Are there any risks associated with long-term use of Delta-8 THC?
There is limited research on the long-term risks and effects of Delta-8-THC use.
Can Delta-8 THC be used in conjunction with other antiemetic medications?
It is crucial to discuss the use of Delta-8-THC with a healthcare provider before starting treatment, as it may interact with other medications.
The author of this article is a licensed pediatric oncologist with over 15 years of experience in treating pediatric cancer patients. She has conducted extensive research on the effects of different treatments on pediatric oncology patients, including the use of alternative therapies such as medical marijuana. The author has published several peer-reviewed articles on the subject and has presented her findings at various medical conferences.

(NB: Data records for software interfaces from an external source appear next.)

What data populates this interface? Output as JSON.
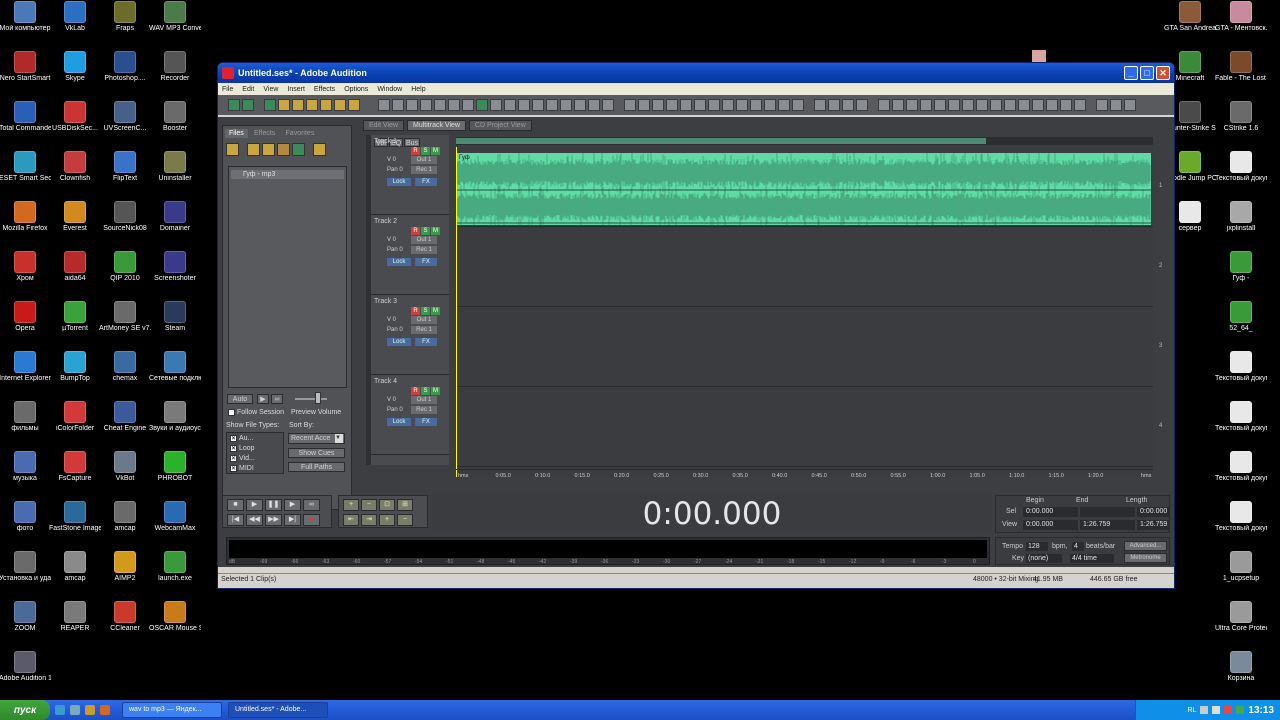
{
  "desktop_icons_left": [
    {
      "label": "Мой компьютер",
      "color": "#4a78b8"
    },
    {
      "label": "VkLab",
      "color": "#2b6fc3"
    },
    {
      "label": "Fraps",
      "color": "#6b6b2a"
    },
    {
      "label": "WAV MP3 Converter",
      "color": "#4d7a49"
    },
    {
      "label": "Nero StartSmart",
      "color": "#b12a2a"
    },
    {
      "label": "Skype",
      "color": "#1e9ee0"
    },
    {
      "label": "Photoshop....",
      "color": "#2a4f8f"
    },
    {
      "label": "Recorder",
      "color": "#555"
    },
    {
      "label": "Total Commander",
      "color": "#2a5fb8"
    },
    {
      "label": "USBDiskSec...",
      "color": "#c33"
    },
    {
      "label": "UVScreenC...",
      "color": "#47608a"
    },
    {
      "label": "Booster",
      "color": "#6a6a6a"
    },
    {
      "label": "ESET Smart Security",
      "color": "#2a9bbf"
    },
    {
      "label": "Clownfish",
      "color": "#c43c3c"
    },
    {
      "label": "FlipText",
      "color": "#3a72c8"
    },
    {
      "label": "Uninstaller",
      "color": "#7a7a4a"
    },
    {
      "label": "Mozilla Firefox",
      "color": "#d2691e"
    },
    {
      "label": "Everest",
      "color": "#d28a1e"
    },
    {
      "label": "SourceNick08",
      "color": "#555"
    },
    {
      "label": "Domainer",
      "color": "#3a3a8a"
    },
    {
      "label": "Хром",
      "color": "#c9302c"
    },
    {
      "label": "aida64",
      "color": "#b82a2a"
    },
    {
      "label": "QIP 2010",
      "color": "#3a9a3a"
    },
    {
      "label": "Screenshoter",
      "color": "#3a3a8a"
    },
    {
      "label": "Opera",
      "color": "#c91a1a"
    },
    {
      "label": "µTorrent",
      "color": "#3aa23a"
    },
    {
      "label": "ArtMoney SE v7.38",
      "color": "#6a6a6a"
    },
    {
      "label": "Steam",
      "color": "#2a3a5a"
    },
    {
      "label": "Internet Explorer",
      "color": "#2a7ad2"
    },
    {
      "label": "BumpTop",
      "color": "#2aa2d2"
    },
    {
      "label": "chemax",
      "color": "#3a6aa2"
    },
    {
      "label": "Сетевые подключения",
      "color": "#3a7ab2"
    },
    {
      "label": "фильмы",
      "color": "#6a6a6a"
    },
    {
      "label": "iColorFolder",
      "color": "#d23a3a"
    },
    {
      "label": "Cheat Engine",
      "color": "#3a5a9a"
    },
    {
      "label": "Звуки и аудиоустр...",
      "color": "#7a7a7a"
    },
    {
      "label": "музыка",
      "color": "#4a6ab2"
    },
    {
      "label": "FsCapture",
      "color": "#d23a3a"
    },
    {
      "label": "VkBot",
      "color": "#6a7a8a"
    },
    {
      "label": "PHROBOT",
      "color": "#2ab22a"
    },
    {
      "label": "фото",
      "color": "#4a6ab2"
    },
    {
      "label": "FastStone Image Viewer",
      "color": "#2a6a9a"
    },
    {
      "label": "amcap",
      "color": "#6a6a6a"
    },
    {
      "label": "WebcamMax",
      "color": "#2a6ab2"
    },
    {
      "label": "Установка и удаление...",
      "color": "#6a6a6a"
    },
    {
      "label": "amcap",
      "color": "#8a8a8a"
    },
    {
      "label": "AIMP2",
      "color": "#d29a1a"
    },
    {
      "label": "launch.exe",
      "color": "#3a9a3a"
    },
    {
      "label": "ZOOM",
      "color": "#4a6a9a"
    },
    {
      "label": "REAPER",
      "color": "#7a7a7a"
    },
    {
      "label": "CCleaner",
      "color": "#c93a2a"
    },
    {
      "label": "OSCAR Mouse Script Editor",
      "color": "#c97a1a"
    },
    {
      "label": "Adobe Audition 1.5",
      "color": "#5a5a6a"
    }
  ],
  "desktop_icons_right": [
    {
      "label": "GTA San Andreas",
      "color": "#8a5a3a"
    },
    {
      "label": "GTA - Ментовск...",
      "color": "#c98aa0"
    },
    {
      "label": "Minecraft",
      "color": "#3a8a3a"
    },
    {
      "label": "Fable - The Lost Chapters",
      "color": "#7a4a2a"
    },
    {
      "label": "Counter-Strike Source",
      "color": "#4a4a4a"
    },
    {
      "label": "CStrike 1.6",
      "color": "#6a6a6a"
    },
    {
      "label": "Doodle Jump PC",
      "color": "#6aaa2a"
    },
    {
      "label": "Текстовый документ (5)",
      "color": "#e8e8e8"
    },
    {
      "label": "сервер",
      "color": "#e8e8e8"
    },
    {
      "label": "jxplinstall",
      "color": "#a8a8a8"
    },
    {
      "label": "Гуф -",
      "color": "#3a9a3a"
    },
    {
      "label": "52_64_",
      "color": "#3a9a3a"
    },
    {
      "label": "Текстовый документ",
      "color": "#e8e8e8"
    },
    {
      "label": "Текстовый документ (2)",
      "color": "#e8e8e8"
    },
    {
      "label": "Текстовый документ (3)",
      "color": "#e8e8e8"
    },
    {
      "label": "Текстовый документ (4)",
      "color": "#e8e8e8"
    },
    {
      "label": "1_ucpsetup",
      "color": "#9a9a9a"
    },
    {
      "label": "Ultra Core Protector",
      "color": "#9a9a9a"
    },
    {
      "label": "Корзина",
      "color": "#7a8a9a"
    }
  ],
  "window": {
    "title": "Untitled.ses* - Adobe Audition",
    "menu": [
      "File",
      "Edit",
      "View",
      "Insert",
      "Effects",
      "Options",
      "Window",
      "Help"
    ]
  },
  "left_panel": {
    "tabs": [
      "Files",
      "Effects",
      "Favorites"
    ],
    "file_item": "Гуф - mp3",
    "auto_label": "Auto",
    "follow_session": "Follow Session",
    "preview_volume": "Preview Volume",
    "show_file_types": "Show File Types:",
    "sort_by": "Sort By:",
    "file_types": [
      "Au...",
      "Loop",
      "Vid...",
      "MIDI"
    ],
    "sort_value": "Recent Acce",
    "show_cues": "Show Cues",
    "full_paths": "Full Paths"
  },
  "view_tabs": [
    "Edit View",
    "Multitrack View",
    "CD Project View"
  ],
  "track_header": {
    "buttons": [
      "Vol",
      "EQ",
      "Bus"
    ]
  },
  "tracks": [
    {
      "name": "Track 1",
      "vol": "V 0",
      "pan": "Pan 0",
      "out": "Out 1",
      "rec": "R",
      "solo": "S",
      "mute": "M",
      "lock": "Lock",
      "fx": "FX",
      "extra": "Rec 1",
      "number": "1"
    },
    {
      "name": "Track 2",
      "vol": "V 0",
      "pan": "Pan 0",
      "out": "Out 1",
      "rec": "R",
      "solo": "S",
      "mute": "M",
      "lock": "Lock",
      "fx": "FX",
      "extra": "Rec 1",
      "number": "2"
    },
    {
      "name": "Track 3",
      "vol": "V 0",
      "pan": "Pan 0",
      "out": "Out 1",
      "rec": "R",
      "solo": "S",
      "mute": "M",
      "lock": "Lock",
      "fx": "FX",
      "extra": "Rec 1",
      "number": "3"
    },
    {
      "name": "Track 4",
      "vol": "V 0",
      "pan": "Pan 0",
      "out": "Out 1",
      "rec": "R",
      "solo": "S",
      "mute": "M",
      "lock": "Lock",
      "fx": "FX",
      "extra": "Rec 1",
      "number": "4"
    }
  ],
  "clip_label": "Гуф",
  "overview_fraction": 0.76,
  "ruler_labels": [
    "hms",
    "0:05.0",
    "0:10.0",
    "0:15.0",
    "0:20.0",
    "0:25.0",
    "0:30.0",
    "0:35.0",
    "0:40.0",
    "0:45.0",
    "0:50.0",
    "0:55.0",
    "1:00.0",
    "1:05.0",
    "1:10.0",
    "1:15.0",
    "1:20.0",
    "hms"
  ],
  "timecode": "0:00.000",
  "selection": {
    "headers": [
      "Begin",
      "End",
      "Length"
    ],
    "sel_label": "Sel",
    "view_label": "View",
    "sel": [
      "0:00.000",
      "",
      "0:00.000"
    ],
    "view": [
      "0:00.000",
      "1:26.759",
      "1:26.759"
    ]
  },
  "meter_scale": [
    "dB",
    "-69",
    "-66",
    "-63",
    "-60",
    "-57",
    "-54",
    "-51",
    "-48",
    "-45",
    "-42",
    "-39",
    "-36",
    "-33",
    "-30",
    "-27",
    "-24",
    "-21",
    "-18",
    "-15",
    "-12",
    "-9",
    "-6",
    "-3",
    "0"
  ],
  "tempo": {
    "tempo_label": "Tempo",
    "tempo_value": "128",
    "bpm": "bpm,",
    "beats": "4",
    "beats_label": "beats/bar",
    "advanced": "Advanced...",
    "key_label": "Key",
    "key_value": "(none)",
    "time_sig": "4/4 time",
    "metronome": "Metronome"
  },
  "status": {
    "left": "Selected 1 Clip(s)",
    "format": "48000 • 32-bit Mixing",
    "mem": "41.95 MB",
    "free": "446.65 GB free"
  },
  "taskbar": {
    "start": "пуск",
    "buttons": [
      "wav to mp3 — Яндек...",
      "Untitled.ses* - Adobe..."
    ],
    "lang": "RL",
    "time": "13:13"
  }
}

In her practice, the author has seen firsthand the debilitating effects of chemotherapy-induced nausea in pediatric oncology patients. She believes that the use of Delta-8 THC, a natural compound found in cannabis, could be a game-changer in managing this side effect and improving patients' quality of life. The author is committed to providing evidence-based information to her patients and their families, and she believes that Delta-8 THC has the potential to revolutionize the treatment of chemotherapy-induced nausea in pediatric oncology patients.